      Does anyone know where to buy it in Ontario?  Any grocery stores carry it?  Specialty stores?  Toronto? What about in the Cambridge/Kitchener/Waterloo area?
       
      Thanks.
    • By cyalexa
      Salsa Para Enchiladas  
      3 ancho chiles
      2 New Mexico chiles
      2 chipotle chiles
      1 clove garlic, sliced
      2 TB flour
      2 TB vegetable oil
      1 tsp vinegar
      ¾ tsp salt
      ¼ tsp dried oregano
      2 cups broth, stock, or (filtered) chili soaking liquid
      Rinse, stem and seed chiles. Place in saucepan and cover with water. Bring to boil. Cover and remove from heat and let soften and cool. While the chiles are cooling, gently sauté garlic slices in oil until they are soft and golden brown. Remove the garlic from the oil, with a slotted spoon and reserve. Make a light roux by adding the flour to the oil and sautéing briefly. Drain the chilies and puree them with the garlic slices and half of the liquid. Strain the puree back into the saucepan. Pour the remainder of the liquid through the sieve to loosen any remaining chili pulp. Add the roux to the saucepan and whisk to blend. Add the rest of the ingredients to the pan, bring to a boil then and simmer 15-20 minutes. Taste and add additional salt and vinegar if necessary.

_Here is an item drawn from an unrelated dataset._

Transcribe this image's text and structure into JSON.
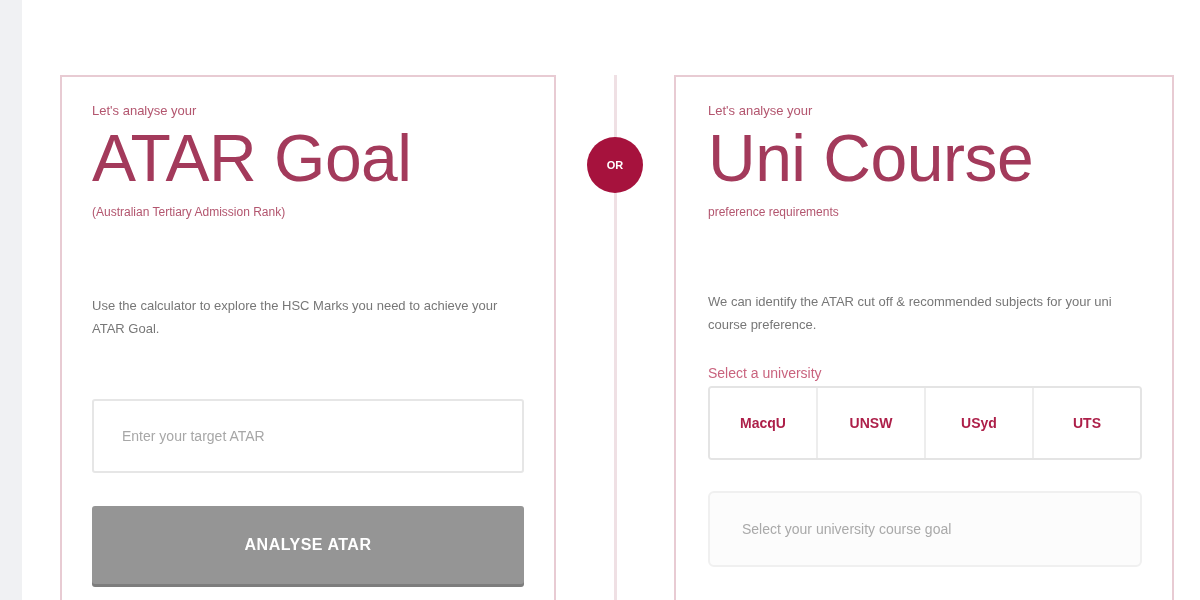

  • Recently Browsing   0 members

    No registered users viewing this page.